It’s easy to conclude from popular writings and evangelism that managers crave one thing over all others – the engagement of their people. That is, engagement with the work their people do and with the organisation in which they work.
So if managers desire it, how should it be defined, and how do managers achieve employee engagement for their firm? And does high engagement lead to positive outcomes? Does engagement lead to profit?
The problem with engagement is that it’s not been part of mainstream research.
The continuum from motivation through behaviour to performance and on to business outcomes is quite well accepted. Each of the variables – motivation, behaviour, performance and outcome – is reasonably well defined. And the strength of the relationship between each is known. Even leadership as a moderator on motivation has been well researched and there’s a good degree of clarity about how good leadership affects business. Not so engagement.
Ultimately managers want to fiddle with some variable within their control that affects performance. All things being equal, employee performance leads to desirable business outcomes.
So this is the key issue. Managers must be able to fiddle with engagement and the things that cause it and get desirable business outcomes. If they can’t, the engagement concept or variable is not much use. But before they can fiddle with anything, engagement must be understood.
Firstly, engagement is ill-defined. It’s many things: a sense of emotional attachment to the organisation, a desire to stay with the firm or in the discipline, an enthusiasm for the work or organisation or a personal state or inspiration drawn from the work or organisation. The best definition seems to be “a positive and fulfilling state of mind” that is “characterised by vigor, dedication and absorption (in the work context)”1.
Secondly, there’s no universal agreement that it does indeed lead to performance. Yet it is considered desirable.
And within this, it’s not clear what the employee engages with: their work, their career, the organisation or even just their colleagues. Employees can be engaged with the work but not with their present employer.
This lack of clear definition makes it difficult to understand the practical use of engagement as a measure of employee state of mind.
Engagement is typically measured by asking the staff. In essence they are asked confidentially “do you feel engaged (with work/career/organisation)”. There are two popular surveys: Gallup’s Q12 or the Utrecht Work Engagement Scale (UWES). Each instrument asks a set of questions and engagement is deduced from the answers.
The two differ. Q12 assesses the twelve antecedents of engagements – for example, meaningfulness. Conceptually, if the person feels their role in the organisation helps them derive meaning, they are considered to be engaged.

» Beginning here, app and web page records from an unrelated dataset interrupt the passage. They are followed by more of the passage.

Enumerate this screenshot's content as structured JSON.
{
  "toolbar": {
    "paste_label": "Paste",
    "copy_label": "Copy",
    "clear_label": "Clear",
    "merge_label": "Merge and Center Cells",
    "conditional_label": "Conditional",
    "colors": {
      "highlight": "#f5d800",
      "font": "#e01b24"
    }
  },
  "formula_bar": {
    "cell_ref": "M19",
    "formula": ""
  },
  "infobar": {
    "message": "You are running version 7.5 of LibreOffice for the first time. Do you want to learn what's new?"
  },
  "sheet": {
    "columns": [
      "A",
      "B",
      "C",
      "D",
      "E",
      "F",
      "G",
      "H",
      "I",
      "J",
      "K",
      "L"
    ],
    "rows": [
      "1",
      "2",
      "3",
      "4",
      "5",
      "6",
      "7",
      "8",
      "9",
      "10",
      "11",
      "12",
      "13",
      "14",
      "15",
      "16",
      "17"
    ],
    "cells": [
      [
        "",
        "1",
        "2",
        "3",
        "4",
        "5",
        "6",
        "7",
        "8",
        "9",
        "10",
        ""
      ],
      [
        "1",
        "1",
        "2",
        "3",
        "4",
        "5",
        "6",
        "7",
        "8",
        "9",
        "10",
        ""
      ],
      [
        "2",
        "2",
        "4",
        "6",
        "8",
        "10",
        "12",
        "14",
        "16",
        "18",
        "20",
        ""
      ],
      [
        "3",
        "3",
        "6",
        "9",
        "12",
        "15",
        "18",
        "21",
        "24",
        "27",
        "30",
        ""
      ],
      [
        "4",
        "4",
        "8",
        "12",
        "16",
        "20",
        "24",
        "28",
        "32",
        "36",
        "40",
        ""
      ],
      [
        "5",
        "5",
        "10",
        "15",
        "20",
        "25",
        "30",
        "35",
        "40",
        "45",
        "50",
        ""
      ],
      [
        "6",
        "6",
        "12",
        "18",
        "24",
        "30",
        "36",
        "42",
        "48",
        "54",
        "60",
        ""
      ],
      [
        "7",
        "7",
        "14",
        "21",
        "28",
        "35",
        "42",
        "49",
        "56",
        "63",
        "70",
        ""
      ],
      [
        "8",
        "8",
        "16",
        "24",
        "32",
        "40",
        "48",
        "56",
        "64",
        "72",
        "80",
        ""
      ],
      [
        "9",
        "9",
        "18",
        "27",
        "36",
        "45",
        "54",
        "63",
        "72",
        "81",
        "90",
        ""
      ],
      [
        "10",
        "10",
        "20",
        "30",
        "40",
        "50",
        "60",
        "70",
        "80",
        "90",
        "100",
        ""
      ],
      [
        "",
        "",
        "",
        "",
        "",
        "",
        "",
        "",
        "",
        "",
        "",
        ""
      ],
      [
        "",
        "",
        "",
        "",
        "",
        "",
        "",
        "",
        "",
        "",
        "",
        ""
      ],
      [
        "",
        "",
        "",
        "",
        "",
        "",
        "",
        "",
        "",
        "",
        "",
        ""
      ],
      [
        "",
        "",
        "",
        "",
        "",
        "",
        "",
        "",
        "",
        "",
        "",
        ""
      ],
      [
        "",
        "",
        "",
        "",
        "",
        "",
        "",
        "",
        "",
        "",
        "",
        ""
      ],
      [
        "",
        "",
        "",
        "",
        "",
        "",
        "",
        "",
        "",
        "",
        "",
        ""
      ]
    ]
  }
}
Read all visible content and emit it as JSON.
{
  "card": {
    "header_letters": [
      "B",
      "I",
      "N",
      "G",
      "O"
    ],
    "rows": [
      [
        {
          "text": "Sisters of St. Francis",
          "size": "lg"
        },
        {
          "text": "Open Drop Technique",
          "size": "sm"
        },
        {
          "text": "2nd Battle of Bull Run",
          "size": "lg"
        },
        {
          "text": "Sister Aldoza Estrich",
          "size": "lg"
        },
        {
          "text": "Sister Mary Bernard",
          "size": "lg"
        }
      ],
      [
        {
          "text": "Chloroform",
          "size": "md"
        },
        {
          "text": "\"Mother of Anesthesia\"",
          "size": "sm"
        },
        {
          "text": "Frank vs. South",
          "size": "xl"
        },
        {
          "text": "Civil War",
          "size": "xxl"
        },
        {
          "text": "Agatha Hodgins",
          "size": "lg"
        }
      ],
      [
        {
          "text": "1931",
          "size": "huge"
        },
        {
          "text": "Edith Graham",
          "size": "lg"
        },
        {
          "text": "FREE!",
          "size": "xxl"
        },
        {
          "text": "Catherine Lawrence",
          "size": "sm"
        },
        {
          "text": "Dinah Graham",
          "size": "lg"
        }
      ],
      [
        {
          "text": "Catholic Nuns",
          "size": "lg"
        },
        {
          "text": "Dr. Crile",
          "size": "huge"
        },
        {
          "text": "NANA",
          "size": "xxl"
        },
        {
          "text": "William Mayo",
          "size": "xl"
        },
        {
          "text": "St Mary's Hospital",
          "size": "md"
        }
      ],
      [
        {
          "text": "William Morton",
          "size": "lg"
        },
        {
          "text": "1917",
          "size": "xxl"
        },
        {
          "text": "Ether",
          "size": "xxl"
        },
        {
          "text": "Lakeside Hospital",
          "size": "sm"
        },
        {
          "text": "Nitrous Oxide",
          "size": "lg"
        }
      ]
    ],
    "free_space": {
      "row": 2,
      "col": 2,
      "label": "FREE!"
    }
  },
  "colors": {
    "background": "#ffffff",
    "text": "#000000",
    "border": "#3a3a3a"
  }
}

UWES considers that if the person feels a dedication, if they work with vigor or if they are absorbed in the work/career/organisation, one can surmise that they are engaged. UWES asks seventeen questions – five attributable to dedication, six to vigor and six to absorption.
Each question is scored in both instruments on a scale 1-5 and a mean score for the person, group, department or firm can be determined. A mean can be derived for each construct (like meaningfulness or dedication, depending on the instrument used) and for engagement as a whole.
Returning to the issue, if engagement is to be useful to a manager as a concept to improve their firm, any measure of engagement must itself be useful.
What matters is threefold:
- To be able to compare the overall results for the person, group, department or firm with norms for other people, groups, departments and firms – and draw inference about low scores.
- To be able to identify specific areas of engagement that are low – for example, identifying imbalance in the job demands and job resources when using the Q12 instrument – and draw inference about these.
- To be able to suggest management intervention which, if undertaken, will improve engagement.
This latter point shows that engagement is relative and that surveys must be repeated many times as intervention takes effect and engagement improves.
Measurement is one thing. Determining appropriate intervention to make improvement is whole different ball game. We discuss elsewhere in blogs and articles how managers might use concepts like engagement in their everyday task of management. Engagement can be treated for the purposes of practical use like motivation or leadership.
Practically, it’s a question of trial and error. But it takes further analysis to determine what to try and how to use error.
Does engagement lead to profit?
Engagement is a concept like motivation or leadership. It is less well conceptualised than these other management concepts and there is little academic support for the connection between a person’s engagement and their performance on the job. That weakens support for engagement as a measure and as a useful management tool.
Nonetheless, there are measurement instruments and these can be used to suggest wither engagement in the firm is above or below average. As such, managers can determine where engagement is deficient and hence what interventions they might attempt to make improvements.
Assuming that there is a link between personal engagement with career, work and firm and personal performance on the job, it is likely that high scores in engagement will result in positive business outcomes.
1. Bakker, A B & Leiter, M P (eds.) (2010) Work Engagement: A Handbook of Essential Theory and Research, Psychology Press, New York.